The capital city of Northern Ireland, manufacturer of the Titanic, and birthplace of yours truly. Once the centre of the Troubles, Belfast now enjoys a thriving tourism scene, complete with a Titanic museum and Game of Thrones studio tours. What’s great though is the restaurant and bar scene, which blossomed throughout the 2010s. Restaurants like Ginger and Howard Street offer exquisite food that, while still expensive, will appear modestly priced when compared to restaurants of a similar quality elsewhere in the UK. Likewise, The Crown Bar provides a traditional drinking spot, while the Duke of York will charm you in a warm summer’s evening, with its cobble streets and communal atmosphere.
The capital of the Republic, Dublin is the antithesis to Belfast in size and pricing. Read: much larger and considerably more expensive. What I love about Dublin, however, is the history of the city. Home to famous authors, such as James Joyce, Dublin also houses the Guinness museum. This is a must: entertaining exhibitions and an interactive experience push the museum beyond a simple tourist trap. Additionally, the Dublin gardens make for a lovely walk and break from the city’s urban modernity.
The West Coast
The west coast of Ireland. All of it. No, seriously. If you have access to a car, a road trip along this coast will reward you with glorious, sprawling beaches and uninterrupted scenic views. Personal favourites include Inch and Strandhill, both in County Kerry.
The Giant’s Causeway and the Carrick-a-Rede Rope Bridge
Let’s be honest, you at least knew the first one would be making an appearance on this list. A few miles north east of Bushmills in Northern Ireland, the Giant’s Causeway is a sight to behold. A product of volcanic activity, the Causeway is best known for its namesake myth of the giant Fionn mac Cumhaill (often anglicised as Finn McCool). With any hope, the Causeway and legend will inspire you to read more about Irish mythology, which is often reduced to leprechauns and banshees in the rest of the world.

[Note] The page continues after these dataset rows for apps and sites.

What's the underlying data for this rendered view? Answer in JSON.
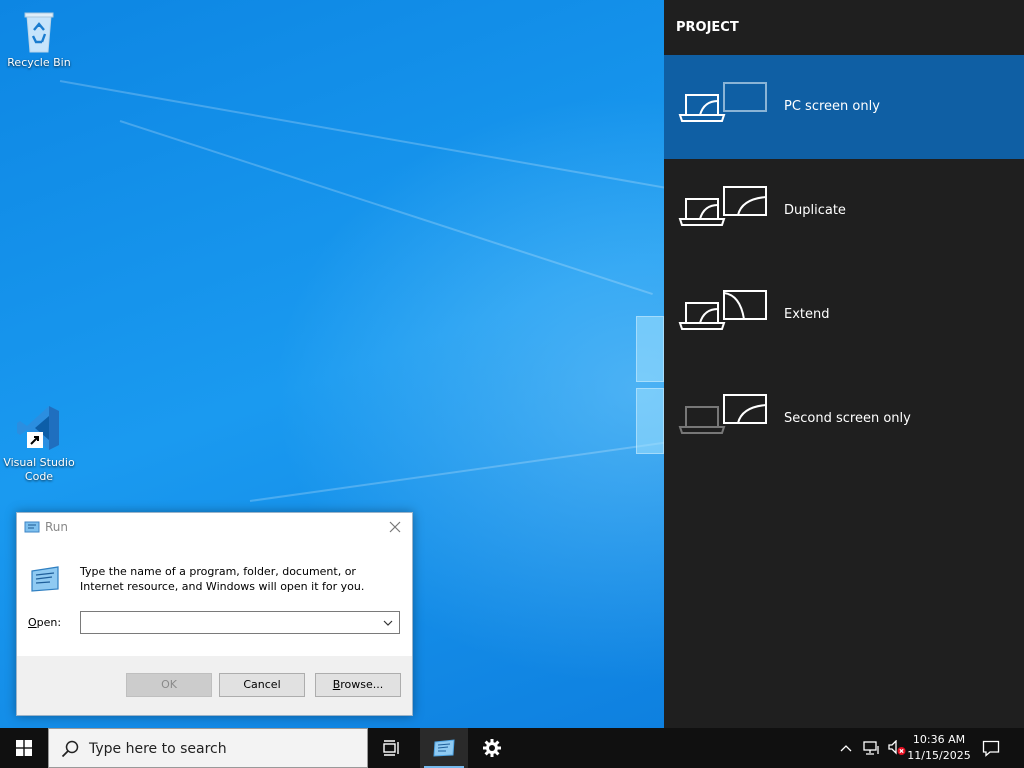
{
  "desktop": {
    "icons": [
      {
        "label": "Recycle Bin",
        "icon": "recycle-bin-icon"
      },
      {
        "label_line1": "Visual Studio",
        "label_line2": "Code",
        "icon": "vscode-icon"
      }
    ]
  },
  "run_dialog": {
    "title": "Run",
    "description": "Type the name of a program, folder, document, or Internet resource, and Windows will open it for you.",
    "open_label_prefix": "",
    "open_label_underlined": "O",
    "open_label_rest": "pen:",
    "input_value": "",
    "ok_label": "OK",
    "cancel_label": "Cancel",
    "browse_label_underlined": "B",
    "browse_label_rest": "rowse..."
  },
  "project": {
    "title": "PROJECT",
    "options": [
      {
        "label": "PC screen only",
        "selected": true
      },
      {
        "label": "Duplicate",
        "selected": false
      },
      {
        "label": "Extend",
        "selected": false
      },
      {
        "label": "Second screen only",
        "selected": false
      }
    ]
  },
  "taskbar": {
    "search_placeholder": "Type here to search",
    "clock_time": "10:36 AM",
    "clock_date": "11/15/2025"
  },
  "colors": {
    "accent": "#0f5fa4",
    "pane_bg": "#1f1f1f",
    "taskbar_bg": "#101010"
  }
}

The Carrick-a-Rede rope bridge, on the other hand, is much more historical. The bridge connects the mainland to the tiny island of Carrick-a-Rede. The original bridge was thought to have been built over 350 years ago and, though the new bridge is much less precarious, a trip across does wonders for the imagination and the perils taken by these long-gone workers